Lloyds Banking Group is expected to unveil a rise in profits next week as it kicks off a trio of third quarter results in the sector, as a high-profile court case against the lender continues.
A consensus of City analysts forecast the lender will book a £1.6 billion pre-tax profit, nearly double last year’s figure of £811 million, which was dragged down by payment protection insurance (PPI) provisions.
Underlying profit for the period is expected to nudge up from £1.9 billion to £2 billion.
Nicholas Hyett, equity analyst at Hargreaves Lansdown, said: “We’re not expecting any surprises from Lloyds this quarter.

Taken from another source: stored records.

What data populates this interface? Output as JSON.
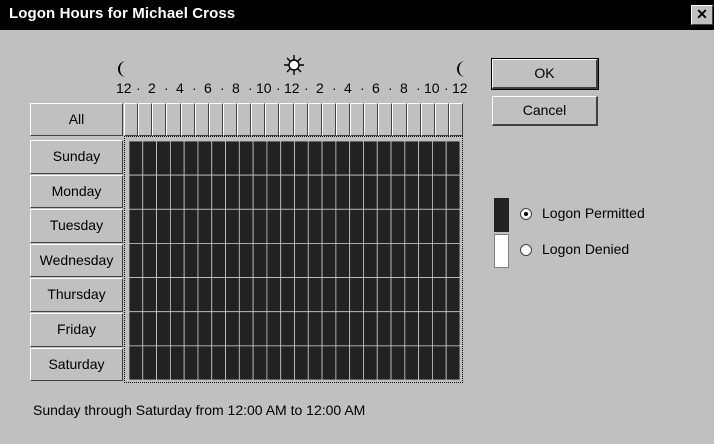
{
  "window": {
    "title": "Logon Hours for Michael Cross",
    "close_label": "✕"
  },
  "hours_scale": {
    "labels": [
      "12",
      "2",
      "4",
      "6",
      "8",
      "10",
      "12",
      "2",
      "4",
      "6",
      "8",
      "10",
      "12"
    ],
    "icons": [
      "moon-icon",
      "sun-icon",
      "moon-icon"
    ]
  },
  "grid": {
    "all_label": "All",
    "days": [
      "Sunday",
      "Monday",
      "Tuesday",
      "Wednesday",
      "Thursday",
      "Friday",
      "Saturday"
    ],
    "hours_per_day": 24,
    "permitted_fraction": 1.0
  },
  "buttons": {
    "ok": "OK",
    "cancel": "Cancel"
  },
  "legend": {
    "permitted_label": "Logon Permitted",
    "permitted_access_key": "P",
    "denied_label": "Logon Denied",
    "denied_access_key": "D",
    "selected": "permitted",
    "permitted_color": "#222222",
    "denied_color": "#ffffff"
  },
  "status_text": "Sunday through Saturday from 12:00 AM to 12:00 AM"
}
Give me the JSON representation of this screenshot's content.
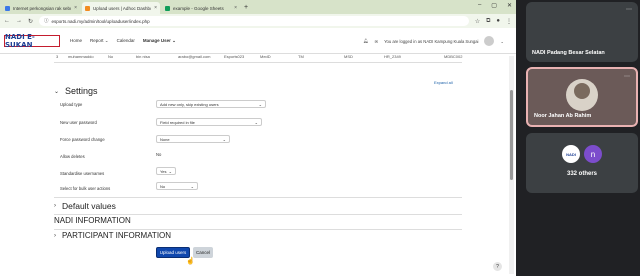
{
  "browser": {
    "tabs": [
      {
        "label": "Internet perkongsian rak sebut",
        "fav": "#3b78e7",
        "active": false
      },
      {
        "label": "Upload users | Adhoc Dashboard",
        "fav": "#f28b21",
        "active": true
      },
      {
        "label": "example - Google Sheets",
        "fav": "#0f9d58",
        "active": false
      }
    ],
    "url": "esports.nadi.my/admin/tool/uploaduser/index.php"
  },
  "nav": {
    "logo": "NADI E-SUKAN",
    "menu": [
      "Home",
      "Report",
      "Calendar",
      "Manage User"
    ],
    "login_text": "You are logged in as NADI Kampung Kuala Sungai"
  },
  "table_row": [
    "3",
    "muhammaddo",
    "No",
    "bin nisa",
    "arabo@gmail.com",
    "Esports023",
    "MedD",
    "TM",
    "MSD",
    "HR_2349",
    "MDBC002"
  ],
  "expand_all": "Expand all",
  "settings": {
    "title": "Settings",
    "fields": [
      {
        "label": "Upload type",
        "value": "Add new only, skip existing users",
        "kind": "select",
        "width": 110
      },
      {
        "label": "New user password",
        "value": "Field required in file",
        "kind": "select",
        "width": 106
      },
      {
        "label": "Force password change",
        "value": "None",
        "kind": "select",
        "width": 74
      },
      {
        "label": "Allow deletes",
        "value": "No",
        "kind": "text"
      },
      {
        "label": "Standardise usernames",
        "value": "Yes",
        "kind": "select",
        "width": 20
      },
      {
        "label": "Select for bulk user actions",
        "value": "No",
        "kind": "select",
        "width": 42
      }
    ]
  },
  "sections": {
    "default_values": "Default values",
    "nadi_information": "NADI INFORMATION",
    "participant_information": "PARTICIPANT INFORMATION"
  },
  "buttons": {
    "upload": "Upload users",
    "cancel": "Cancel"
  },
  "help": "?",
  "meet": {
    "participants": [
      {
        "name": "NADI Padang Besar Selatan"
      },
      {
        "name": "Noor Jahan Ab Rahim"
      }
    ],
    "others": {
      "initial": "n",
      "label": "332 others",
      "mini_logo": "NADI"
    }
  }
}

“Steady income growth should continue, which combined with a market-leading cost-to-income ratio has kept underlying profits moving forwards in recent years.”
But its trading update comes as the bank and former bosses face accusations in court from shareholders that they were “mugged” during the takeover of Halifax Bank of Scotland in 2008.
A group of more than 5,800 former Lloyds TSB shareholders are suing Lloyds, former chairman Sir Victor Blank, ex-chief executive Eric Daniels, former chief financial officer Tim Tookey, one-time director of retail banking Helen Weir, and ex-director of wholesale banking George Truett Tate.
Lloyds is vigorously denying these claims, but the case is likely to see former bosses appear in court to give evidence.
Meanwhile, its update will be scrutinised for signs of a rise in bad loans as warnings ramp up over ballooning levels of personal debt.
It will also be eyed closely for any further cash put aside for the PPI mis-selling scandal after it took another £1.05 billion hit in its first half.
Mr Hyett added: “There are a couple of banana skins out there which could trip the bank up.
“Foremost among these is an unexpected rise in bad loans. That’s more of a worry now the group has a larger position in the notoriously volatile credit card sector.
“Conduct costs, such as PPI redress, are another potential sore point. Investors will be hoping for a clean slate.”
Lloyds is not the only player under pressure over past actions, with rival Royal Bank of Scotland (RBS) reporting its figures on Friday amid an ongoing furore over a leaked report by the City Watchdog into the bank’s mistreatment of small business customers.
The Financial Conduct Authority (FCA) has agreed to MP demands for an independent legal adviser to be appointed to scrutinise a report into the bank’s controversial Global Restructuring Group, although affected customers are still pushing for full publication.
RBS, which is still 72% owned by the taxpayer, moved back into the black for the first time since 2014 at the half-year stage.
And its shares have been rising steadily in recent weeks on the back of analyst upgrades predicting higher earnings over the year.
Credit Suisse recently upped its 2017 earnings outlook by 15% for RBS, but warned that outstanding fines over mortgage securities mis-selling in the US could be higher than expected.
Barclays reports on Thursday, with investors looking for an improvement after it plunged to a half-year loss after booking extra compensation costs and a £2.5 billion hit from the sale of its Africa arm.
The sell-down of Barclays Africa Group drove the lender to an attributable loss of £1.2 billion over the six-month period.
As with its high street rivals Lloyds and RBS, Barclays will also be quizzed on its bad debt levels and thoughts on the economy, with the first interest rate rise in a decade predicted as soon as November.